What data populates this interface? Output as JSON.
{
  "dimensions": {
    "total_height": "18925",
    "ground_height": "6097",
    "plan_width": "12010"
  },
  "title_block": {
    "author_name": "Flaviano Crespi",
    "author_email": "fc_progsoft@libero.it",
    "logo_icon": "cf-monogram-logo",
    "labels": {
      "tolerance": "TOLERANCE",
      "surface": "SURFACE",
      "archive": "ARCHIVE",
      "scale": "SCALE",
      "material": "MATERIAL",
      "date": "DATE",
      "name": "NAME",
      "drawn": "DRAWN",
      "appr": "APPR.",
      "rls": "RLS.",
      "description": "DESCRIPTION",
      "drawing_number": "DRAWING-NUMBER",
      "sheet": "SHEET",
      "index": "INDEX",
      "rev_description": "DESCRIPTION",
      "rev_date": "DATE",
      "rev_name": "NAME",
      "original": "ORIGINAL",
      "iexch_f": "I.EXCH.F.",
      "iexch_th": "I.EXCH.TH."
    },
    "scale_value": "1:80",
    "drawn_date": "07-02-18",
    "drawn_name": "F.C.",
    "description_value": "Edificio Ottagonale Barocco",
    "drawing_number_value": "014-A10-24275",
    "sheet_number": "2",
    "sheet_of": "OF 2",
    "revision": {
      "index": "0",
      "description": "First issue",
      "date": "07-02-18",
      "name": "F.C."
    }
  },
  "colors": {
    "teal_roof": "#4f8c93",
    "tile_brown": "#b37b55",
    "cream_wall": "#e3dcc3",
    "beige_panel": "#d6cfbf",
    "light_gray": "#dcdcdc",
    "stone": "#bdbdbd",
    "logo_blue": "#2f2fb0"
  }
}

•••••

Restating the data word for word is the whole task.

What data populates this interface? Output as JSON.
{
  "dimensions": {
    "total_height": "18925",
    "ground_height": "6097",
    "plan_width": "12010"
  },
  "title_block": {
    "author_name": "Flaviano Crespi",
    "author_email": "fc_progsoft@libero.it",
    "logo_icon": "cf-monogram-logo",
    "labels": {
      "tolerance": "TOLERANCE",
      "surface": "SURFACE",
      "archive": "ARCHIVE",
      "scale": "SCALE",
      "material": "MATERIAL",
      "date": "DATE",
      "name": "NAME",
      "drawn": "DRAWN",
      "appr": "APPR.",
      "rls": "RLS.",
      "description": "DESCRIPTION",
      "drawing_number": "DRAWING-NUMBER",
      "sheet": "SHEET",
      "index": "INDEX",
      "rev_description": "DESCRIPTION",
      "rev_date": "DATE",
      "rev_name": "NAME",
      "original": "ORIGINAL",
      "iexch_f": "I.EXCH.F.",
      "iexch_th": "I.EXCH.TH."
    },
    "scale_value": "1:80",
    "drawn_date": "07-02-18",
    "drawn_name": "F.C.",
    "description_value": "Edificio Ottagonale Barocco",
    "drawing_number_value": "014-A10-24275",
    "sheet_number": "2",
    "sheet_of": "OF 2",
    "revision": {
      "index": "0",
      "description": "First issue",
      "date": "07-02-18",
      "name": "F.C."
    }
  },
  "colors": {
    "teal_roof": "#4f8c93",
    "tile_brown": "#b37b55",
    "cream_wall": "#e3dcc3",
    "beige_panel": "#d6cfbf",
    "light_gray": "#dcdcdc",
    "stone": "#bdbdbd",
    "logo_blue": "#2f2fb0"
  }
}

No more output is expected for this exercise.